More than ever before, baseball is a game of numbers. They're everywhere. They're on the scoreboard, they're on the back of players' jerseys, they're spouted off by know-it-alls at the local watering hole, and they're used to define what's good and what's bad in the game.The American League West, host
More than ever before, baseball is a game of numbers. They're everywhere. They're on the scoreboard, they're on the back of players' jerseys, they're spouted off by know-it-alls at the local watering hole, and they're used to define what's good and what's bad in the game.
The American League West, host to a tight race between the Astros and the A's heading into the final 16 games of the regular season, has had plenty of intriguing numbers this season. Here's a look at a number that has defined each team's season in the AL West so far this year:
The number: 14
What it means: An unrelenting wave of injuries played a significant role in zapping the Angels' competitiveness, as they were forced to place 14 pitchers on the disabled list this season. Their starting rotation was hit particularly hard, with Andrew Heaney, Matthew Shoemaker, JC Ramirez, Nick Tropeano, Garrett Richards, Shohei Ohtani and Tyler Skaggs all spending time on the shelf. The repeated blows left the Halos scrambling for depth and forced them to use a franchise-record 36 pitchers this year.
The number: 2

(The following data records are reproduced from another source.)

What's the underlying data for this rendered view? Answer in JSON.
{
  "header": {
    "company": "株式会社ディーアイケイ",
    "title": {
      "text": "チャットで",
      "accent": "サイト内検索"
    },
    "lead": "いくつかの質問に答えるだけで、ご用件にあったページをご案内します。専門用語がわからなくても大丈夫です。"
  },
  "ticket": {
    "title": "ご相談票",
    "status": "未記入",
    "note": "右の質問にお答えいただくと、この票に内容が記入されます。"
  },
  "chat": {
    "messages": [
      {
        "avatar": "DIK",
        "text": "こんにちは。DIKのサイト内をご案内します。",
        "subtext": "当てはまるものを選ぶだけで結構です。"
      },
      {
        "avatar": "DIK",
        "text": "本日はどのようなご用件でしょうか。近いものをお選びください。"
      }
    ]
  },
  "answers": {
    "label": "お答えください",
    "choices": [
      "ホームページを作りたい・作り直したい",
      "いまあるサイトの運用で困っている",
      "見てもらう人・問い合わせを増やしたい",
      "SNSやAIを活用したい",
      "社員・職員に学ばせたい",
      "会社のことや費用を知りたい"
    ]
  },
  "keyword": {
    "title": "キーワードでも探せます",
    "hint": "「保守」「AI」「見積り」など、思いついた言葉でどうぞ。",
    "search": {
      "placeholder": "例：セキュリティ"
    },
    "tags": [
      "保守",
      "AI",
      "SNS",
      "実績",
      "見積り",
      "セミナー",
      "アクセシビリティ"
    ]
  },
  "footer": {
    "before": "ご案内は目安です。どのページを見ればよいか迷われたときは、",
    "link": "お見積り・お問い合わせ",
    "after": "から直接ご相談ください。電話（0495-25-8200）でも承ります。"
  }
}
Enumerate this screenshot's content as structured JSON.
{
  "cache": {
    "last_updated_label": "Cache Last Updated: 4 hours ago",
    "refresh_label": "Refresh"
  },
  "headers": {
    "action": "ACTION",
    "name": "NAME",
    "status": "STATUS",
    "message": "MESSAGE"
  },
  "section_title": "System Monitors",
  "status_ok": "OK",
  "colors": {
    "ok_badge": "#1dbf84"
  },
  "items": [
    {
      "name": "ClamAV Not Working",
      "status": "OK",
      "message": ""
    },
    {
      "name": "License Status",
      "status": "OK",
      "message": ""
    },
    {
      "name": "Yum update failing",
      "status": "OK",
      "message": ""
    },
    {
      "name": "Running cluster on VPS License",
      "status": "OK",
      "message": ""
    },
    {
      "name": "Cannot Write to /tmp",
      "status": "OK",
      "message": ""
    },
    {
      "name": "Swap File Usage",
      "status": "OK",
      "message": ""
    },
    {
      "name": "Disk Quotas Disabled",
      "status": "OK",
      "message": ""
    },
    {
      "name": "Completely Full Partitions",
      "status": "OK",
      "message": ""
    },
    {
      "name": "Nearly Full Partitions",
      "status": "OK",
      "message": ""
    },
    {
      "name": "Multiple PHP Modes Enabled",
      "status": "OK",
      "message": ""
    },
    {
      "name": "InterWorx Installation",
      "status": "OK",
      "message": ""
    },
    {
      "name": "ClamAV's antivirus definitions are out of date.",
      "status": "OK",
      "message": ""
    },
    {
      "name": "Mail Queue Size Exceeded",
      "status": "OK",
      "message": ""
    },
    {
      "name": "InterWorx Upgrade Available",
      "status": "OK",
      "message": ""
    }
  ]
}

What it means: That's the jersey number of All-Star third baseman Alex Bregman, who's emerged as an AL Most Valuable Player Award candidate and has been the dynamic leader of the defending World Series champion's offense. On Wednesday, Bregman notched his 50th double, 100th RBI and 100th run scored in the fifth inning of a win over the Tigers. He already has 30 homers.
Bregman is the first Astros player to reach 50 doubles in a season since Lance Berkman had 55 in 2001, the seventh Houston player to reach 100 RBIs and 100 runs in a season and the first player in the Major Leagues to hit 30 homers and 50 doubles as well as drive in 100 runs since Jose Pujols with the Angels in 2012.
The number: 14
What it means: The surging A's have used 14 starters in their improbable pursuit of the playoffs, which speaks not just to a widespread injury epidemic plaguing their rotation, but to the unsung work clocked by the front office to ensure there is always a backup plan to the backup plan.
This type of depth, combined with a potent offense and one of the game's best bullpens, has allowed them to stay afloat in the wild, wild West. Midseason additions Edwin Jackson and Mike Fiers have been godsends for a club that will enter October without ace Sean Manaea (shoulder surgery). They've also been helped by veterans Trevor Cahill and Brett Anderson, who have combined for 32 starts in their returns to Oakland.
The number: 54
What it means: It's the number of saves racked up so far by 24-year-old reliever Edwin Diaz, which goes a long way toward explaining how Seattle stayed in the AL playoff chase for most of the season despite having a run differential around -50. The Mariners mastered the art of the close win, and Diaz has been the difference maker in most of them.
Diaz is on pace to challenge the single-season record of 62 saves by Francisco Rodriguez of the Angels, set in 2008, and has already set a new mark for the most one-run saves in a season with 27. Diaz is 54-for-58 in save situations, but even the rare blown saves have wound up being wins. He's entered a game with a lead 63 times this season, and Seattle is 63-0 in those games.
The number: 5.45
What it means: The Rangers' starting rotation holds a 5.45 ERA, the second highest in the AL. Their 47 quality starts are the second fewest in the league. The Rangers are 34-28 when their starters go at least six innings, which says other areas of the team are good enough if the rotation can do the job, too.
The Rangers opened the season with a rotation of Cole Hamels, Doug Fister, Martin Perez, Matt Moore and Mike Minor. Only Minor is still in the rotation. Bartolo Colon, 45, is second in starts and innings pitched and has a 5.55 ERA. The Rangers have a number of concerns and areas that could use improvement. But their starting pitching -- reflected in the bloated ERA -- is the No. 1 reason why they will finish in last place in the AL West.
Brian McTaggart has covered the Astros since 2004, and for MLB.com since 2009. Follow @brianmctaggart on Twitter and listen to his podcast.